■ Exercise description ■
Each line of the entries below that holds "Settings" is needed, copied in full.

■ Data section ■
**********
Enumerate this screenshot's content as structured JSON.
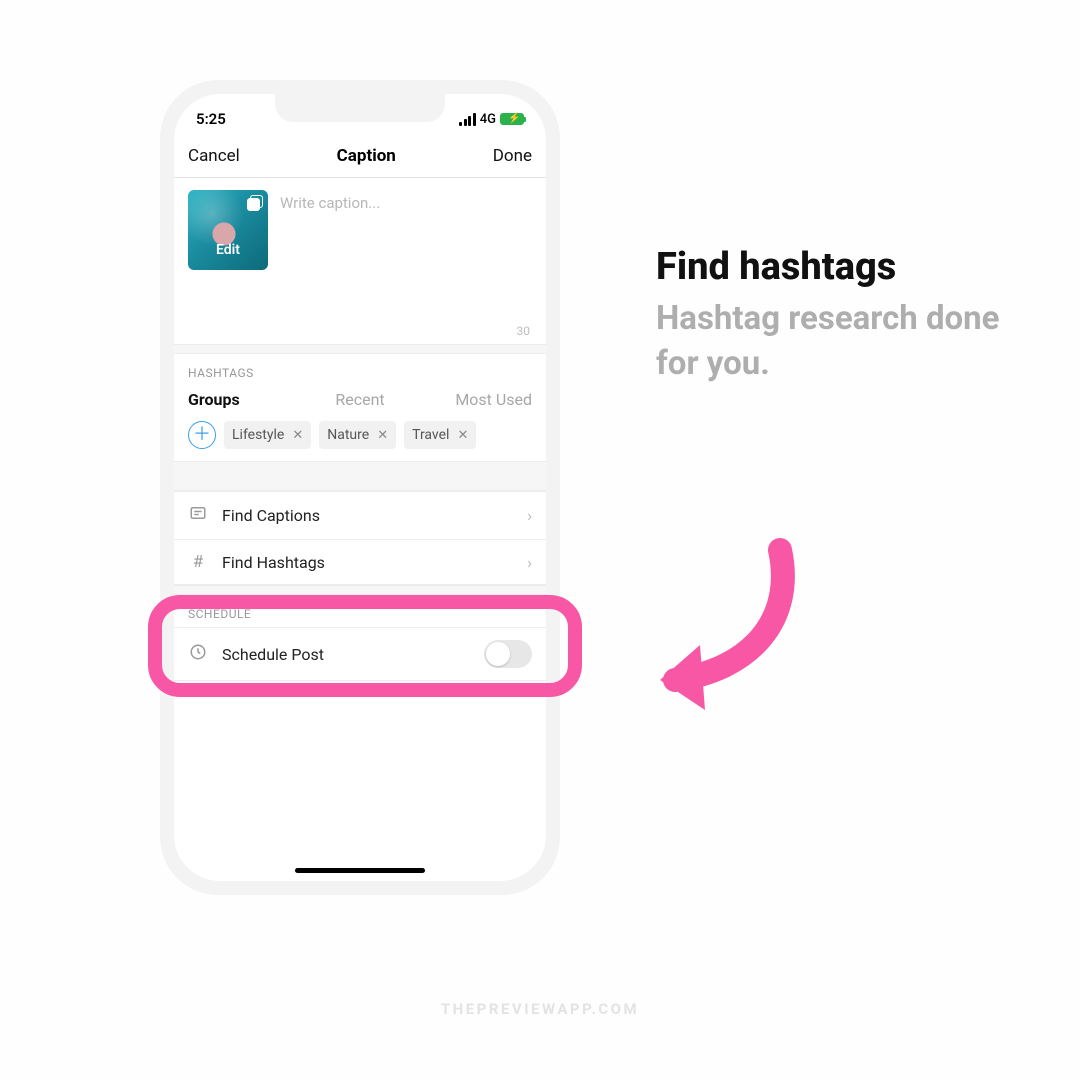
{
  "status": {
    "time": "5:25",
    "network": "4G"
  },
  "nav": {
    "cancel": "Cancel",
    "title": "Caption",
    "done": "Done"
  },
  "caption": {
    "placeholder": "Write caption...",
    "thumb_label": "Edit",
    "counter": "30"
  },
  "hashtags": {
    "header": "HASHTAGS",
    "tabs": {
      "groups": "Groups",
      "recent": "Recent",
      "most_used": "Most Used"
    },
    "chips": [
      "Lifestyle",
      "Nature",
      "Travel"
    ]
  },
  "rows": {
    "find_captions": "Find Captions",
    "find_hashtags": "Find Hashtags"
  },
  "schedule": {
    "header": "SCHEDULE",
    "label": "Schedule Post"
  },
  "side": {
    "title": "Find hashtags",
    "subtitle": "Hashtag research done for you."
  },
  "footer": "THEPREVIEWAPP.COM",
  "colors": {
    "accent": "#f857a6",
    "plus": "#3aa1ea"
  }
}
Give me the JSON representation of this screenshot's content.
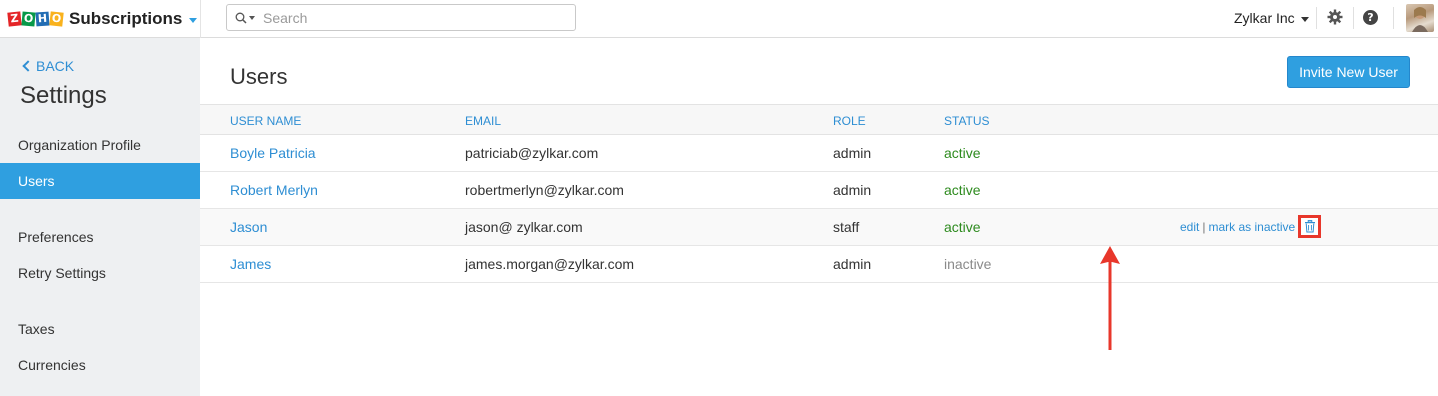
{
  "brand": {
    "logo_letters": [
      "Z",
      "O",
      "H",
      "O"
    ],
    "product": "Subscriptions"
  },
  "search": {
    "placeholder": "Search"
  },
  "header": {
    "org_name": "Zylkar Inc"
  },
  "sidebar": {
    "back_label": "BACK",
    "title": "Settings",
    "items": [
      {
        "label": "Organization Profile",
        "active": false
      },
      {
        "label": "Users",
        "active": true
      },
      {
        "label": "Preferences",
        "active": false
      },
      {
        "label": "Retry Settings",
        "active": false
      },
      {
        "label": "Taxes",
        "active": false
      },
      {
        "label": "Currencies",
        "active": false
      }
    ]
  },
  "main": {
    "title": "Users",
    "invite_button": "Invite New User",
    "columns": [
      "USER NAME",
      "EMAIL",
      "ROLE",
      "STATUS"
    ],
    "rows": [
      {
        "name": "Boyle Patricia",
        "email": "patriciab@zylkar.com",
        "role": "admin",
        "status": "active"
      },
      {
        "name": "Robert Merlyn",
        "email": "robertmerlyn@zylkar.com",
        "role": "admin",
        "status": "active"
      },
      {
        "name": "Jason",
        "email": "jason@ zylkar.com",
        "role": "staff",
        "status": "active"
      },
      {
        "name": "James",
        "email": "james.morgan@zylkar.com",
        "role": "admin",
        "status": "inactive"
      }
    ],
    "row_actions": {
      "edit": "edit",
      "separator": "|",
      "mark_inactive": "mark as inactive"
    }
  },
  "colors": {
    "accent": "#2f9fe0",
    "link": "#2e8ed3",
    "status_active": "#2e8b1f",
    "status_inactive": "#8a8a8a",
    "highlight": "#e8372b"
  },
  "icons": [
    "search-icon",
    "gear-icon",
    "help-icon",
    "avatar",
    "trash-icon",
    "chevron-left-icon",
    "annotation-arrow"
  ]
}
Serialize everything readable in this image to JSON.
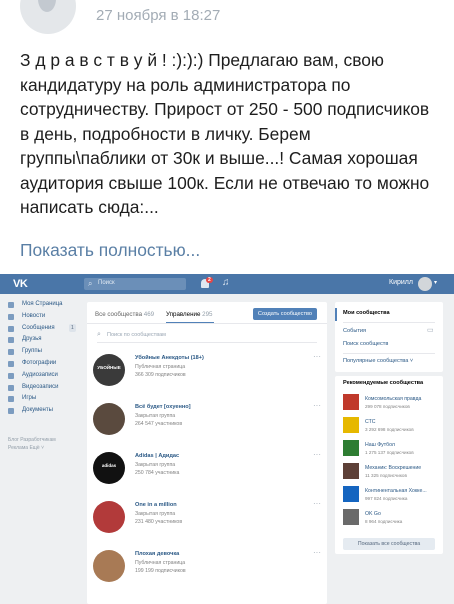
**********
■ Response to the task ■
    "title": "Settings",
        "label": "Retry Settings",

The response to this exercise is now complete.